M. Sc. Theresa Rühl, Dr. Tobias Donath, Prof. Dr. Dr. Annette Otte


Project period: 2013 - 2015


Keywords: arable weeds, plasticity, global warming, land use

 

 

 

 

Abstract:

The Red List of endangered plant species of Germany identifies arable weeds as the most endangered species group. Modern agriculture and intensive land use management with the application of herbicides and fertilisers, enhanced seed treatments, simplified crop rotation and abandonment of marginal arable sites are the main causes for the continuous decline of arable weeds.

Conservation measures like ex-situ propagation in botanical gardens and reserves cultivated according to traditional agriculture have only local impact. Accordingly, the establishment of a nationwide network of conservation fields for arable weeds gives these species only punctual relief. In contrast, nature conservation programs at the level of federal states aiming at the establishment of field margins excluded from fertilisation and application of herbicides were quite successful in the re-establishment of plant communities typical to arable fields. Currently, these programs loose support by farmers and agriculture administration and field margins with typical arable weeds are replaced by flower stripes. However, the establishment of flower stripes focuses not on the conservation of native arable weeds but on the provision of nourishment and shelter to insects and small game.

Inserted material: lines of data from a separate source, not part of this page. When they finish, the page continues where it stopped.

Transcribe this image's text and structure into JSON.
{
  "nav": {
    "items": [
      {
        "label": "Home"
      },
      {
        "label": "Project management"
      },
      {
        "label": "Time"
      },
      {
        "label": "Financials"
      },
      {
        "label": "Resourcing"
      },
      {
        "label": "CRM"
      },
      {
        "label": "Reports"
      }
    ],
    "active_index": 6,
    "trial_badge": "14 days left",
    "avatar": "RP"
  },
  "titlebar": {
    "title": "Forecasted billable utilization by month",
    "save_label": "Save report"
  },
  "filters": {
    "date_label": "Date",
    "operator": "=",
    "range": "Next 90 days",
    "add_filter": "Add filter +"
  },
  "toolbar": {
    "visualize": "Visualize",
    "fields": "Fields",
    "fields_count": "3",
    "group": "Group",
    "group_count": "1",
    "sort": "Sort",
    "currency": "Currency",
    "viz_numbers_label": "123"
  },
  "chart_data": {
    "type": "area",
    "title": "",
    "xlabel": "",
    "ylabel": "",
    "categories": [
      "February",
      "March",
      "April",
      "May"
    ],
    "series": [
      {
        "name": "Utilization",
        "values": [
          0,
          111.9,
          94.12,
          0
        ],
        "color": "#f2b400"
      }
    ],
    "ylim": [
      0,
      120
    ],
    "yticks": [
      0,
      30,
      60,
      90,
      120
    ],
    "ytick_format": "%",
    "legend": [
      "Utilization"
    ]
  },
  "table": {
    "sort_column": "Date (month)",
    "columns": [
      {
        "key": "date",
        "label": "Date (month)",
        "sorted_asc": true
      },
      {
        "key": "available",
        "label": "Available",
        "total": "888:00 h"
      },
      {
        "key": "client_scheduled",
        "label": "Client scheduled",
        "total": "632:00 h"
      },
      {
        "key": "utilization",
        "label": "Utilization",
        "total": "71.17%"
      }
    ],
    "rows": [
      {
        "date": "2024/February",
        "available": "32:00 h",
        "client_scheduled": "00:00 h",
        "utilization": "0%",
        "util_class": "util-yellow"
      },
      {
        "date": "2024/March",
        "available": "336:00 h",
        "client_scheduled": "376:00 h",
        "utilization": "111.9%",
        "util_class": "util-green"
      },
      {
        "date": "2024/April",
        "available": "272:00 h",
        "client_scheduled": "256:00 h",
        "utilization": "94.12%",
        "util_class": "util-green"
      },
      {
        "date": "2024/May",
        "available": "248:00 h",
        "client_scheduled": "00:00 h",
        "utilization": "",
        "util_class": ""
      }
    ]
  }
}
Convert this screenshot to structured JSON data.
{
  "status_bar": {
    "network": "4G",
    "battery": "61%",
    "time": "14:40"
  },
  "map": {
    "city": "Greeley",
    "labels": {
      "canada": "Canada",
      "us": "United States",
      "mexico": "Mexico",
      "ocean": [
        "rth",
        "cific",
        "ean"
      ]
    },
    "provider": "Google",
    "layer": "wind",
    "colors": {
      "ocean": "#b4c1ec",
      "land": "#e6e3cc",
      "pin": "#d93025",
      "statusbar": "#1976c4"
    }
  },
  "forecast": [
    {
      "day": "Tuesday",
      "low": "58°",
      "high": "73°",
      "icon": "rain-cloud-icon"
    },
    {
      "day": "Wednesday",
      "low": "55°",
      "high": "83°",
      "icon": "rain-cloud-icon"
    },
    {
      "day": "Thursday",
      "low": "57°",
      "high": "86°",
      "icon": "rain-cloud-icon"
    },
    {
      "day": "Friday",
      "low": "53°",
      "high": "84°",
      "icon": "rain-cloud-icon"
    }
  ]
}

Since these flower stripes comprehend mostly competitive, ruderal and in many cases non-native species, they leave little space for the establishment and regeneration of native arable weeds. 

Changes in human land use are always accompanied by the adaption of vegetation. In central Europe analogue adaption processes are induced by global change. Therefore the current project assesses the plasticity and adaptability of the arable weeds in the face of land use and climate change. Educed from these results, we will develop adapted conservation and restoration strategies to preserve arable weeds at the landscape level.


Funding: Graduate scholarship of the Justus Liebig University, Giessen